▸ **TASK ITEM**
Below are some records. Pull every line that contains the word "this".
Top of DATA SUPPLIED
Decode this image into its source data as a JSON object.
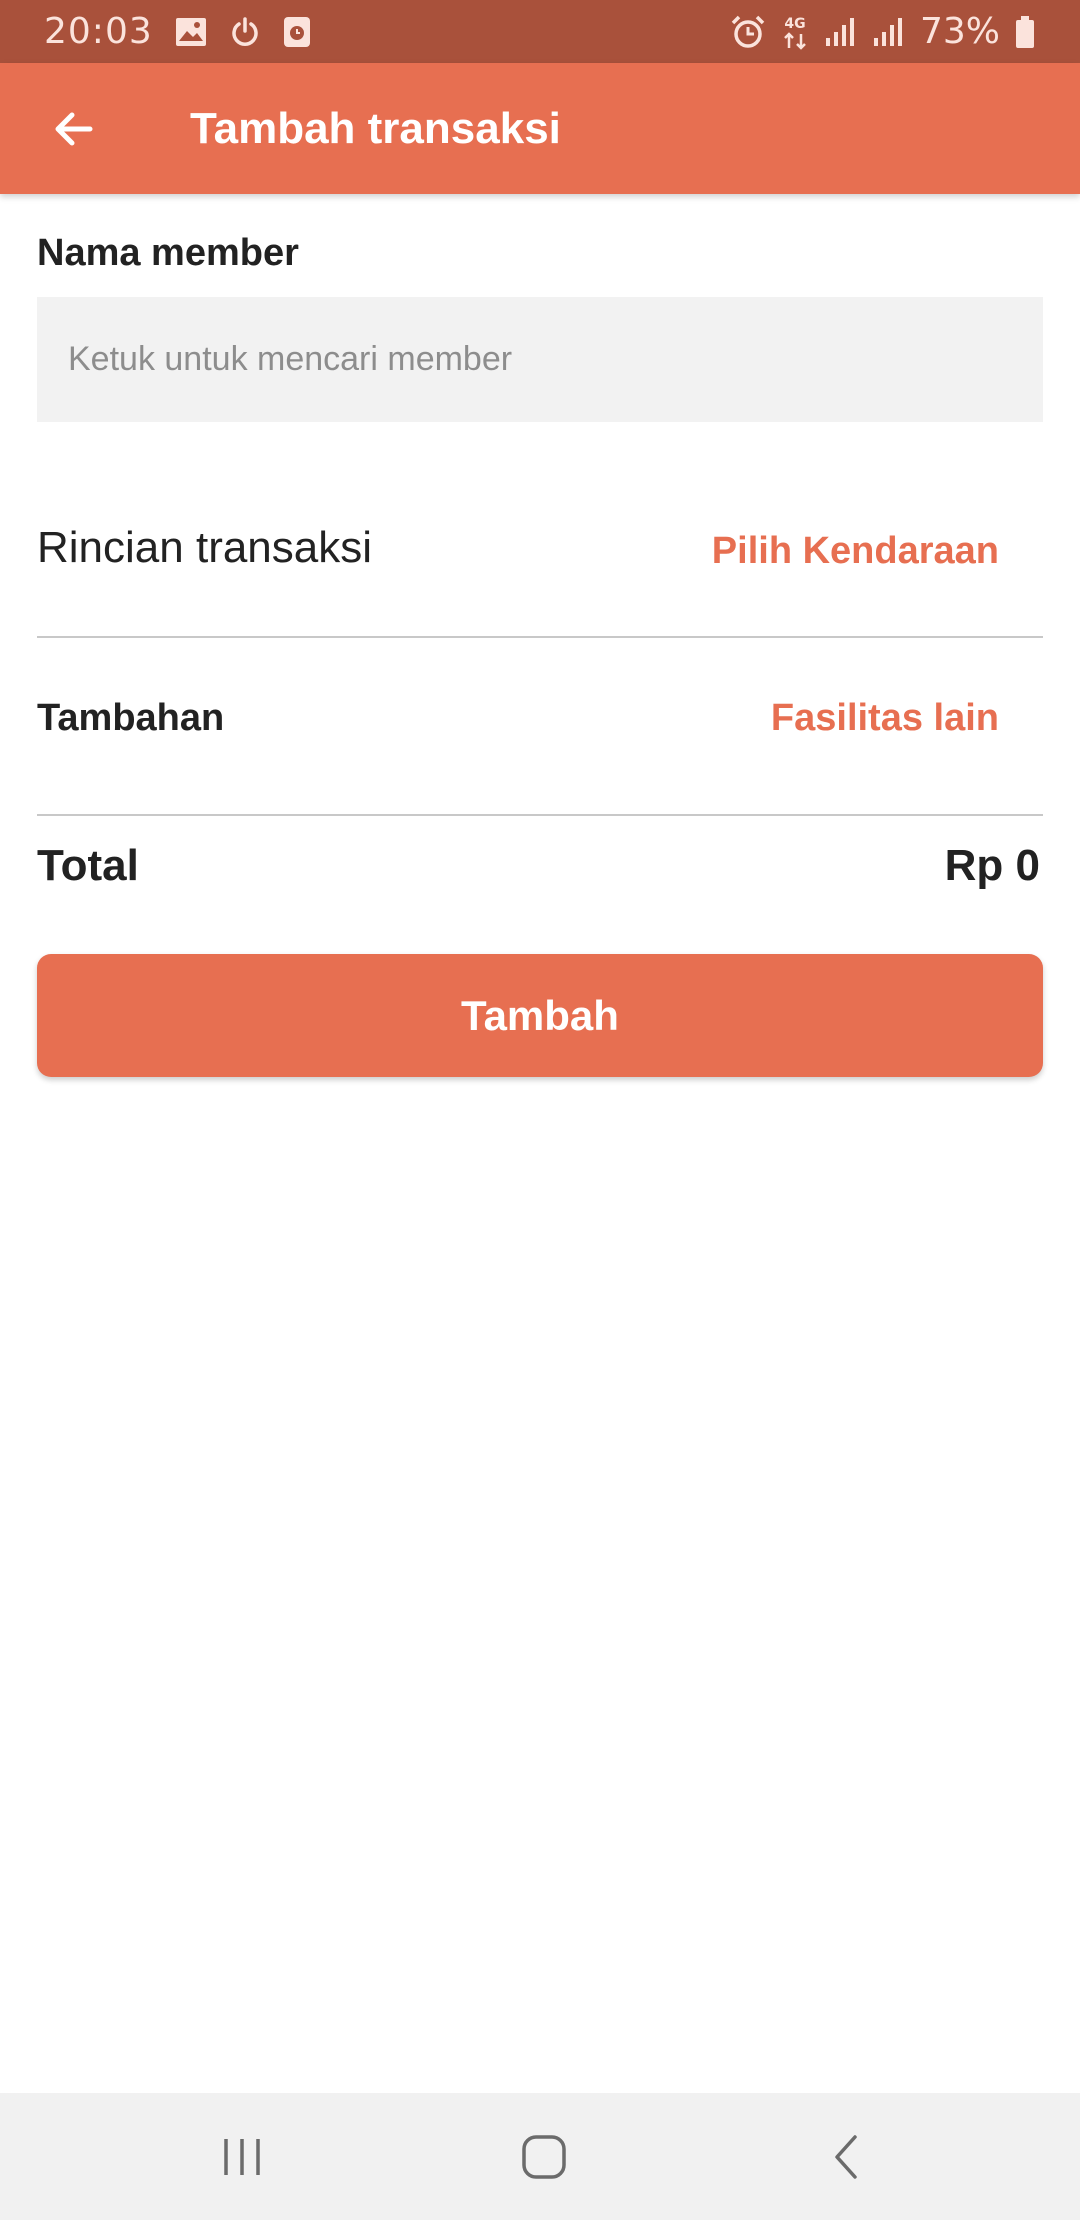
{
  "status_bar": {
    "time": "20:03",
    "network": "4G",
    "battery": "73%"
  },
  "app_bar": {
    "title": "Tambah transaksi",
    "back_icon": "arrow-left-icon"
  },
  "member": {
    "label": "Nama member",
    "placeholder": "Ketuk untuk mencari member",
    "value": ""
  },
  "details": {
    "title": "Rincian transaksi",
    "action": "Pilih Kendaraan"
  },
  "extras": {
    "label": "Tambahan",
    "action": "Fasilitas lain"
  },
  "total": {
    "label": "Total",
    "value": "Rp 0"
  },
  "submit": {
    "label": "Tambah"
  },
  "nav": {
    "recents_icon": "recents-icon",
    "home_icon": "home-icon",
    "back_icon": "back-icon"
  },
  "colors": {
    "primary": "#e76f51",
    "status_bar": "#a9513b"
  }
}
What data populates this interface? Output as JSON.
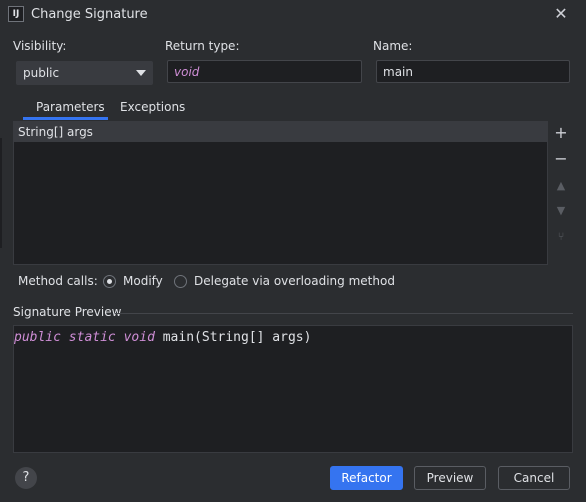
{
  "window": {
    "title": "Change Signature",
    "icon_text": "IJ"
  },
  "form": {
    "visibility_label": "Visibility:",
    "visibility_value": "public",
    "return_type_label": "Return type:",
    "return_type_value": "void",
    "name_label": "Name:",
    "name_value": "main"
  },
  "tabs": [
    {
      "label": "Parameters",
      "active": true
    },
    {
      "label": "Exceptions",
      "active": false
    }
  ],
  "parameters": [
    {
      "text": "String[] args"
    }
  ],
  "side_actions": [
    {
      "name": "add",
      "glyph": "+"
    },
    {
      "name": "remove",
      "glyph": "−"
    },
    {
      "name": "move-up",
      "glyph": "▲"
    },
    {
      "name": "move-down",
      "glyph": "▼"
    },
    {
      "name": "propagate",
      "glyph": "⑂"
    }
  ],
  "method_calls": {
    "label": "Method calls:",
    "modify_label": "Modify",
    "delegate_label": "Delegate via overloading method",
    "selected": "Modify"
  },
  "preview": {
    "title": "Signature Preview",
    "keywords": [
      "public",
      "static",
      "void"
    ],
    "rest": " main(String[] args)"
  },
  "buttons": {
    "help": "?",
    "refactor": "Refactor",
    "preview": "Preview",
    "cancel": "Cancel"
  },
  "colors": {
    "accent": "#3574f0",
    "keyword": "#cf8ed6",
    "background": "#2b2d30",
    "field": "#1e1f22"
  }
}
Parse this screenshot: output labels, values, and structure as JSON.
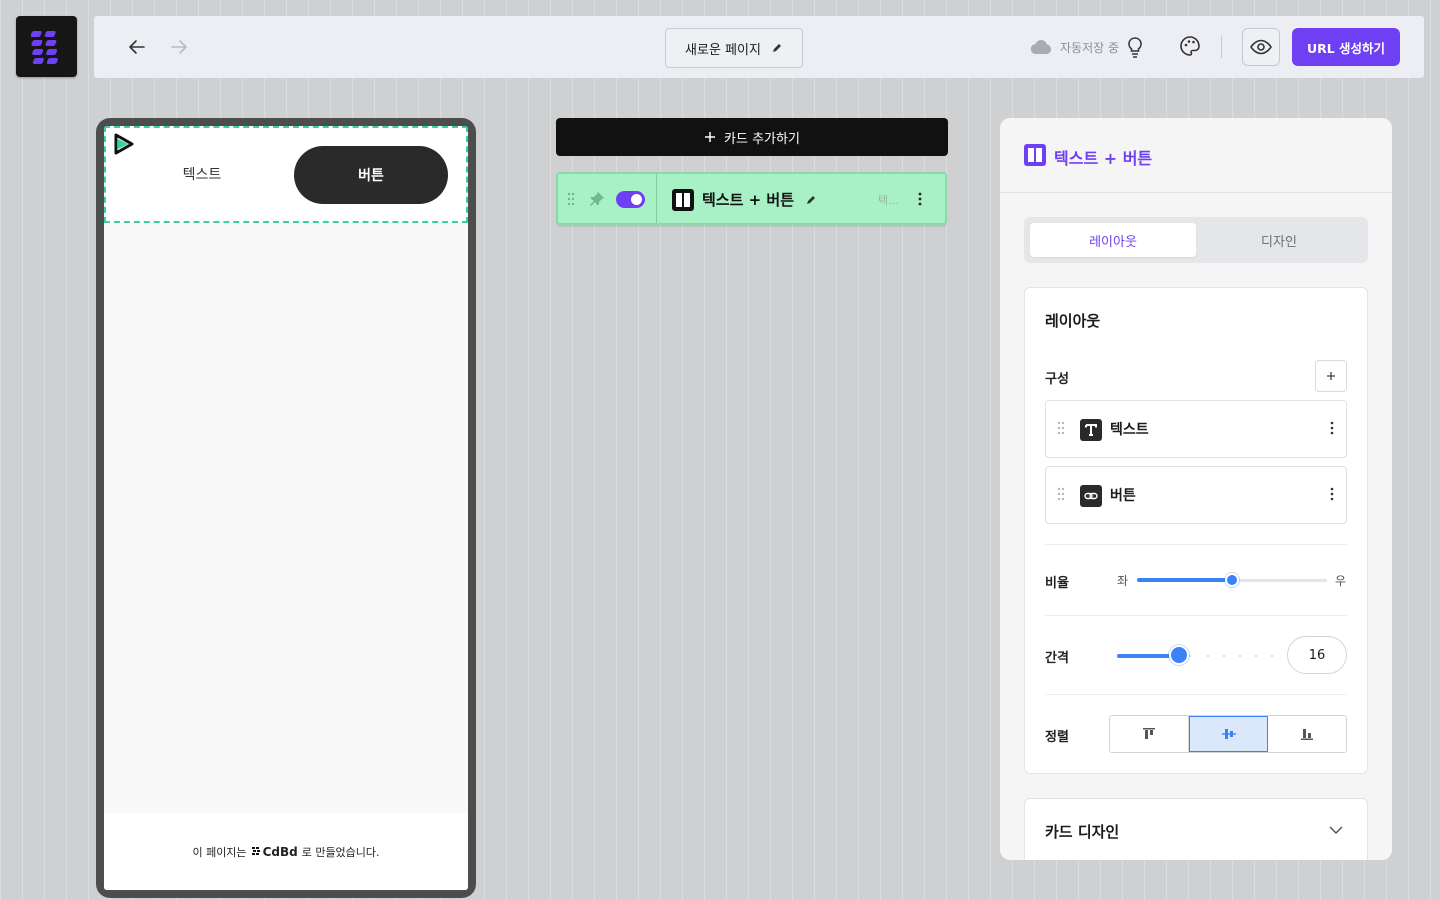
{
  "app": {
    "logo_icon": "app-logo-icon"
  },
  "topbar": {
    "page_title": "새로운 페이지",
    "autosave_label": "자동저장 중",
    "url_button_label": "URL 생성하기",
    "accent_color": "#6e3ff3"
  },
  "preview": {
    "text_label": "텍스트",
    "button_label": "버튼",
    "footer_prefix": "이 페이지는",
    "footer_brand": "CdBd",
    "footer_suffix": "로 만들었습니다."
  },
  "cards": {
    "add_button_label": "카드 추가하기",
    "items": [
      {
        "name": "텍스트 + 버튼",
        "subtitle": "텍...",
        "enabled": true,
        "color": "#a8f0c6"
      }
    ]
  },
  "panel": {
    "title": "텍스트 + 버튼",
    "tabs": [
      {
        "label": "레이아웃",
        "active": true
      },
      {
        "label": "디자인",
        "active": false
      }
    ],
    "layout": {
      "section_title": "레이아웃",
      "composition_label": "구성",
      "components": [
        {
          "label": "텍스트",
          "icon": "text-icon"
        },
        {
          "label": "버튼",
          "icon": "link-icon"
        }
      ],
      "ratio_label": "비율",
      "ratio_left": "좌",
      "ratio_right": "우",
      "ratio_value": 0.5,
      "gap_label": "간격",
      "gap_value": "16",
      "align_label": "정렬",
      "align_options": [
        "align-top-icon",
        "align-center-icon",
        "align-bottom-icon"
      ],
      "align_selected": 1
    },
    "card_design_title": "카드 디자인"
  }
}
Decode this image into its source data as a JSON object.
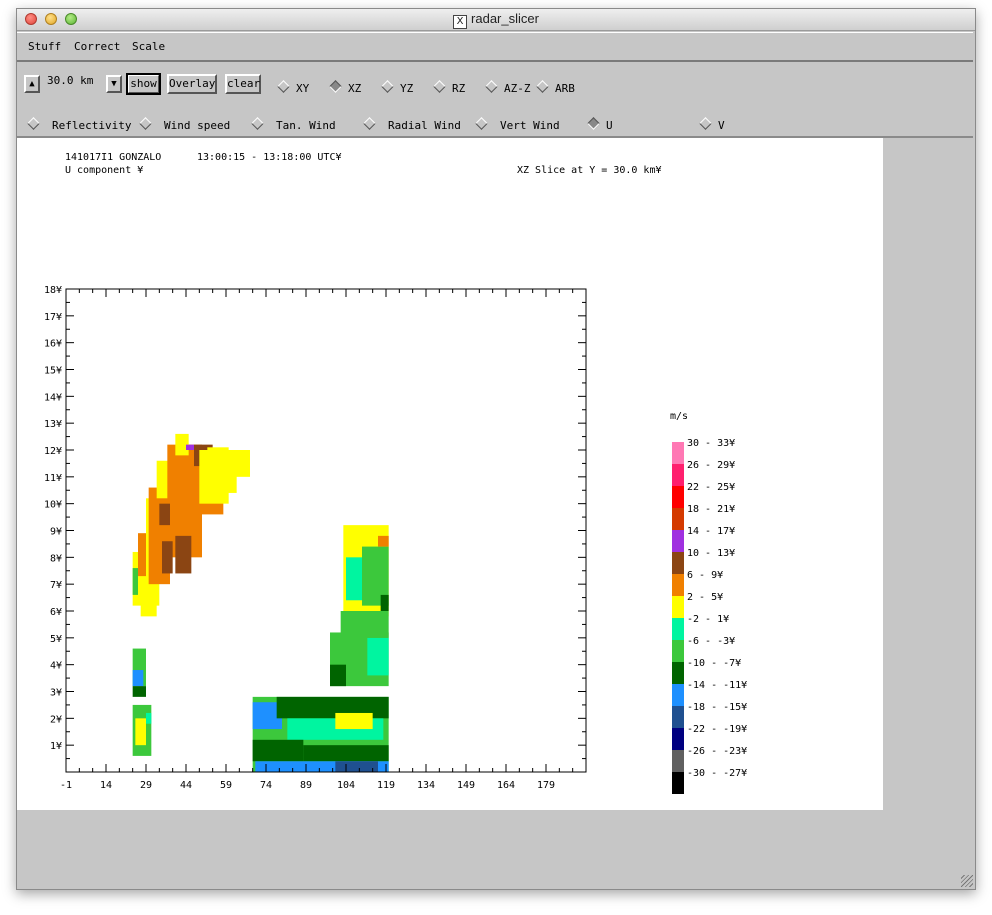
{
  "window": {
    "title": "radar_slicer"
  },
  "menu": [
    "Stuff",
    "Correct",
    "Scale"
  ],
  "toolbar": {
    "level_value": "30.0 km",
    "show_label": "show",
    "overlay_label": "Overlay",
    "clear_label": "clear",
    "slice_modes": [
      "XY",
      "XZ",
      "YZ",
      "RZ",
      "AZ-Z",
      "ARB"
    ],
    "selected_slice_mode": "XZ",
    "fields": [
      "Reflectivity",
      "Wind speed",
      "Tan. Wind",
      "Radial Wind",
      "Vert Wind",
      "U",
      "V"
    ],
    "selected_field": "U"
  },
  "plot_header": {
    "storm": "141017I1 GONZALO",
    "time_range": "13:00:15 - 13:18:00 UTC¥",
    "field_label": "U component ¥",
    "slice_label": "XZ Slice at Y = 30.0 km¥"
  },
  "chart_data": {
    "type": "heatmap",
    "title": "",
    "xlabel": "",
    "ylabel": "",
    "x_ticks": [
      "-1",
      "14",
      "29",
      "44",
      "59",
      "74",
      "89",
      "104",
      "119",
      "134",
      "149",
      "164",
      "179"
    ],
    "y_ticks": [
      "1¥",
      "2¥",
      "3¥",
      "4¥",
      "5¥",
      "6¥",
      "7¥",
      "8¥",
      "9¥",
      "10¥",
      "11¥",
      "12¥",
      "13¥",
      "14¥",
      "15¥",
      "16¥",
      "17¥",
      "18¥"
    ],
    "xlim": [
      -1,
      194
    ],
    "ylim": [
      0,
      18
    ],
    "legend_unit": "m/s",
    "legend_position": "right",
    "legend": [
      {
        "label": "30 - 33¥",
        "color": "#ff78b4"
      },
      {
        "label": "26 - 29¥",
        "color": "#ff1f6e"
      },
      {
        "label": "22 - 25¥",
        "color": "#ff0000"
      },
      {
        "label": "18 - 21¥",
        "color": "#d43a00"
      },
      {
        "label": "14 - 17¥",
        "color": "#a030e0"
      },
      {
        "label": "10 - 13¥",
        "color": "#8b4513"
      },
      {
        "label": "6 - 9¥",
        "color": "#f08000"
      },
      {
        "label": "2 - 5¥",
        "color": "#ffff00"
      },
      {
        "label": "-2 - 1¥",
        "color": "#00f5a0"
      },
      {
        "label": "-6 - -3¥",
        "color": "#3cc83c"
      },
      {
        "label": "-10 - -7¥",
        "color": "#006400"
      },
      {
        "label": "-14 - -11¥",
        "color": "#1e90ff"
      },
      {
        "label": "-18 - -15¥",
        "color": "#1f5090"
      },
      {
        "label": "-22 - -19¥",
        "color": "#000080"
      },
      {
        "label": "-26 - -23¥",
        "color": "#606060"
      },
      {
        "label": "-30 - -27¥",
        "color": "#000000"
      }
    ],
    "cells": [
      {
        "x0": 24,
        "x1": 30,
        "y0": 6.2,
        "y1": 8.2,
        "color": "#ffff00"
      },
      {
        "x0": 24,
        "x1": 26,
        "y0": 6.6,
        "y1": 7.6,
        "color": "#3cc83c"
      },
      {
        "x0": 27,
        "x1": 33,
        "y0": 5.8,
        "y1": 7.6,
        "color": "#ffff00"
      },
      {
        "x0": 26,
        "x1": 29,
        "y0": 7.3,
        "y1": 8.9,
        "color": "#f08000"
      },
      {
        "x0": 29,
        "x1": 34,
        "y0": 6.2,
        "y1": 10.2,
        "color": "#ffff00"
      },
      {
        "x0": 30,
        "x1": 38,
        "y0": 7.0,
        "y1": 10.6,
        "color": "#f08000"
      },
      {
        "x0": 33,
        "x1": 39,
        "y0": 10.2,
        "y1": 11.6,
        "color": "#ffff00"
      },
      {
        "x0": 37,
        "x1": 50,
        "y0": 8.0,
        "y1": 12.2,
        "color": "#f08000"
      },
      {
        "x0": 40,
        "x1": 45,
        "y0": 11.8,
        "y1": 12.6,
        "color": "#ffff00"
      },
      {
        "x0": 45,
        "x1": 58,
        "y0": 9.6,
        "y1": 11.6,
        "color": "#f08000"
      },
      {
        "x0": 47,
        "x1": 54,
        "y0": 11.4,
        "y1": 12.2,
        "color": "#8b4513"
      },
      {
        "x0": 49,
        "x1": 60,
        "y0": 10.0,
        "y1": 12.0,
        "color": "#ffff00"
      },
      {
        "x0": 52,
        "x1": 60,
        "y0": 11.5,
        "y1": 12.1,
        "color": "#ffff00"
      },
      {
        "x0": 55,
        "x1": 63,
        "y0": 10.4,
        "y1": 11.8,
        "color": "#ffff00"
      },
      {
        "x0": 59,
        "x1": 68,
        "y0": 11.0,
        "y1": 12.0,
        "color": "#ffff00"
      },
      {
        "x0": 35,
        "x1": 39,
        "y0": 7.4,
        "y1": 8.6,
        "color": "#8b4513"
      },
      {
        "x0": 40,
        "x1": 46,
        "y0": 7.4,
        "y1": 8.8,
        "color": "#8b4513"
      },
      {
        "x0": 34,
        "x1": 38,
        "y0": 9.2,
        "y1": 10.0,
        "color": "#8b4513"
      },
      {
        "x0": 44,
        "x1": 47,
        "y0": 12.0,
        "y1": 12.2,
        "color": "#a030e0"
      },
      {
        "x0": 24,
        "x1": 29,
        "y0": 3.2,
        "y1": 4.6,
        "color": "#3cc83c"
      },
      {
        "x0": 24,
        "x1": 28,
        "y0": 3.2,
        "y1": 3.8,
        "color": "#1e90ff"
      },
      {
        "x0": 24,
        "x1": 29,
        "y0": 2.8,
        "y1": 3.2,
        "color": "#006400"
      },
      {
        "x0": 24,
        "x1": 31,
        "y0": 0.6,
        "y1": 2.5,
        "color": "#3cc83c"
      },
      {
        "x0": 25,
        "x1": 29,
        "y0": 1.0,
        "y1": 2.0,
        "color": "#ffff00"
      },
      {
        "x0": 29,
        "x1": 31,
        "y0": 1.8,
        "y1": 2.2,
        "color": "#00f5a0"
      },
      {
        "x0": 103,
        "x1": 120,
        "y0": 5.8,
        "y1": 9.2,
        "color": "#ffff00"
      },
      {
        "x0": 104,
        "x1": 113,
        "y0": 6.4,
        "y1": 8.0,
        "color": "#00f5a0"
      },
      {
        "x0": 110,
        "x1": 120,
        "y0": 6.2,
        "y1": 8.4,
        "color": "#3cc83c"
      },
      {
        "x0": 116,
        "x1": 120,
        "y0": 8.4,
        "y1": 8.8,
        "color": "#f08000"
      },
      {
        "x0": 117,
        "x1": 120,
        "y0": 6.0,
        "y1": 6.6,
        "color": "#006400"
      },
      {
        "x0": 98,
        "x1": 120,
        "y0": 3.2,
        "y1": 5.2,
        "color": "#3cc83c"
      },
      {
        "x0": 98,
        "x1": 104,
        "y0": 3.2,
        "y1": 4.0,
        "color": "#006400"
      },
      {
        "x0": 112,
        "x1": 120,
        "y0": 3.6,
        "y1": 5.0,
        "color": "#00f5a0"
      },
      {
        "x0": 102,
        "x1": 120,
        "y0": 5.0,
        "y1": 6.0,
        "color": "#3cc83c"
      },
      {
        "x0": 69,
        "x1": 120,
        "y0": 0.0,
        "y1": 2.8,
        "color": "#3cc83c"
      },
      {
        "x0": 69,
        "x1": 80,
        "y0": 1.6,
        "y1": 2.6,
        "color": "#1e90ff"
      },
      {
        "x0": 78,
        "x1": 120,
        "y0": 2.0,
        "y1": 2.8,
        "color": "#006400"
      },
      {
        "x0": 82,
        "x1": 118,
        "y0": 1.2,
        "y1": 2.0,
        "color": "#00f5a0"
      },
      {
        "x0": 100,
        "x1": 114,
        "y0": 1.6,
        "y1": 2.2,
        "color": "#ffff00"
      },
      {
        "x0": 69,
        "x1": 88,
        "y0": 0.4,
        "y1": 1.2,
        "color": "#006400"
      },
      {
        "x0": 88,
        "x1": 120,
        "y0": 0.4,
        "y1": 1.0,
        "color": "#006400"
      },
      {
        "x0": 70,
        "x1": 120,
        "y0": 0.0,
        "y1": 0.4,
        "color": "#1e90ff"
      },
      {
        "x0": 100,
        "x1": 116,
        "y0": 0.0,
        "y1": 0.4,
        "color": "#1f5090"
      }
    ]
  }
}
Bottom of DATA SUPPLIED
▸ **RESPONSE**
Decode this image into its source data as a JSON object.
What data populates this interface? Output as JSON.
Parse this screenshot: output labels, values, and structure as JSON.
Decode this image into its source data as a JSON object.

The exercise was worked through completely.